In the Mexican city of Tijuana, a hedonist haven soaked in lyrical and sexual debauchery, tequila is plentiful. But it is Mariachi music and dance that elevates the soul of Mexico and its people.
At Avenida Revolucion, the main artery of downtown Tijuna, three hatless musicians in silver studded Charro jackets bathe in sunshine. As one flips his high-itched, round-backed guitar, vihuela, the other strings his deep-voiced guitar, guitarró. They are singing, “La Cucaracha.” While its lyrics famously speak of cockroaches, others evoke sentiments of love and betrayal, death and politics, revolutionaries and machismo.
The traditional form of rythmitic vitality is the sum of a deeply-rooted cultural and spiritual movement—the marriage of Indian and Mexicans folklore. While Mestizo ingenious tribes played flutes, drums and whistled, the Spanish Creoles of the nineteen century imported Spanish violins and guitars, harps and brass horns, to popularize the Mariachi.
Playing an assortment of instruments—from violins and guitars to bass and trumpets—local ensembles at first accompanied some of the more scandalous and satirical priests during religious celebrations, before hosting public functions. Prior to Cortes and Christianity, however, the music of Mexico flirted with rattles and drums, reed and clay flutes, and conch-shell horns.
While “Mariachi” originates from the French word marage—marriage, in French—most musicologists and folklorists settle on its native implications. To this day, village musicians to their Mariachi after the podium’s wooden floorboards. Only few reference Frenchman and Emperor Maxmillian who ruled the country two centuries ago.
More importantly, the origins of Mariachi began in the state of Jalisco. According to a legend in the town of Cocula, the Mariachi evolved from a local Spanish theatrical orchestra of violins and harp. Later, the guitarró stole the harp’s ornate melody, replacing it in parts of northwest Mexico—including Tijuana.
The principle dance played by early Mariachi was a footwork of pounding out swift, syncopated rhythms with the heels. In the zapateado, like in Spain, the heel’s force drive splinter racing out of floorboards.

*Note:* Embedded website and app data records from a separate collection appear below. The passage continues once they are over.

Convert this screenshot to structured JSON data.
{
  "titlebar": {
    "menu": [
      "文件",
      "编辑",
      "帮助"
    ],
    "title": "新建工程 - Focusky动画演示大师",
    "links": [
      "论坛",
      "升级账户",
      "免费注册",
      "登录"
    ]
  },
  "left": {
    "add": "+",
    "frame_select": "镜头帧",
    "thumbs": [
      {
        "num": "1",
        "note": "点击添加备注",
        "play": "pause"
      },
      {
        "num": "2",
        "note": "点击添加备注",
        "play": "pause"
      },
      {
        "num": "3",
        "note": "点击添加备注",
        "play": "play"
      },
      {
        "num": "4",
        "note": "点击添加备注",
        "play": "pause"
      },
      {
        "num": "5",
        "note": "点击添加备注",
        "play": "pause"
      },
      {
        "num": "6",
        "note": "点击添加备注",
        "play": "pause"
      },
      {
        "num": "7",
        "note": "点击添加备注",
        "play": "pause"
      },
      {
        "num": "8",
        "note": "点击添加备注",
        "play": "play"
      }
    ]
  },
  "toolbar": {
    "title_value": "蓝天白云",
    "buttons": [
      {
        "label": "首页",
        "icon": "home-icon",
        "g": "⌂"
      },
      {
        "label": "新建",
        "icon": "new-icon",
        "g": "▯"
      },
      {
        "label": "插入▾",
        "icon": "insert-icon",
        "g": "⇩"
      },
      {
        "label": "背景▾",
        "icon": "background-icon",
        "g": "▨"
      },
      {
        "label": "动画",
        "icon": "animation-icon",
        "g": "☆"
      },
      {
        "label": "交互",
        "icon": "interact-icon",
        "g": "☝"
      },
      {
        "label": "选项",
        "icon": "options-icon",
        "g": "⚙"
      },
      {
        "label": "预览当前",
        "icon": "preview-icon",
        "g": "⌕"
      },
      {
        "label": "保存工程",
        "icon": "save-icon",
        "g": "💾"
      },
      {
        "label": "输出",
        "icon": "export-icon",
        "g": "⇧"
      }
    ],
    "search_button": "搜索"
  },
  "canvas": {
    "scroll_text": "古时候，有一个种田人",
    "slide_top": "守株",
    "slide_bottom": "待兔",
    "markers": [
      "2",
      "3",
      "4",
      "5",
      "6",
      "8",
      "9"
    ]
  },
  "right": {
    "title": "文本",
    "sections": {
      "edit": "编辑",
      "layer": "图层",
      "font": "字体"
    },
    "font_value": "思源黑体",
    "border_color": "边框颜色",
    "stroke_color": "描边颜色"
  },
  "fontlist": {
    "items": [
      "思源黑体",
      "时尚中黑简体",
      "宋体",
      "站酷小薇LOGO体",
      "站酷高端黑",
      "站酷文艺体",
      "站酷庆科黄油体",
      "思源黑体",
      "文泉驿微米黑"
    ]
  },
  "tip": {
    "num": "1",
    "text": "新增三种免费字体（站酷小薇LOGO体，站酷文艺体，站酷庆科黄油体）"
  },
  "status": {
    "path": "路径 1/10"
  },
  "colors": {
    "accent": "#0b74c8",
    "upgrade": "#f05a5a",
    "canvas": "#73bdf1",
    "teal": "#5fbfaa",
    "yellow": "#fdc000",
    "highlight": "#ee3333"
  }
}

In some parts of the country couples dance a regional variation, huapango. In all ages and sized, men and women shuffle their boots. Their glass mugs firmly resting on their heads.
Additionally, The Mexican Hat Dance, Jarabe Tapatio, nationalized the Mariachi dance. In Guadalajara, it is highly stylized, with prescribed movements and classical costumes. As men play the role of Jalisco horsemen, charros; their women, become ladies in hand-woven shawls and bright sequined skirts, Chinas.
Traditional dance techniques are rooted in agrarian societies, suggesting a strong bondage between country folks and their livestock. Prior to the 1930’s, few peasants organized Mariachi groups. Most only dressed like them, wearing home spun white cotton pants, calzones de manta.
Musician Gaspar Vargas was one of first to export Mariachi as far as Mexico City. His group, the Mariachi Vargas de Tecalitlán performed at the inauguration of populist President Lázaro Cá rdenas instantly become a success.
His son, Silvestre Vargas, became leader of the Mariachi Vargas in 1928. He soon hired a trained musician, Rubí n Fuentes, as musical director. Together they introduced new innovative techniques and transformed the group into a top-tier ensemble. By 50s, they reached national acclaim.
wildfire. As the country is left scarred with political unrest, with the number of tourists dropping, in Tijuana, the Mariachi lives on. Amateur and professional groups drown in the sweet sounds of the violin against the brilliance of the trumpets, and the deep sound of the guitarró against the crisp, high voice of the vihuela.
While some groups take swigs of tequila after their performance, the half-baked trio laugh to the frequent shifting between syncopation and on-beat rhythm. It is time to celebrate the greatest moment in the lives of their people.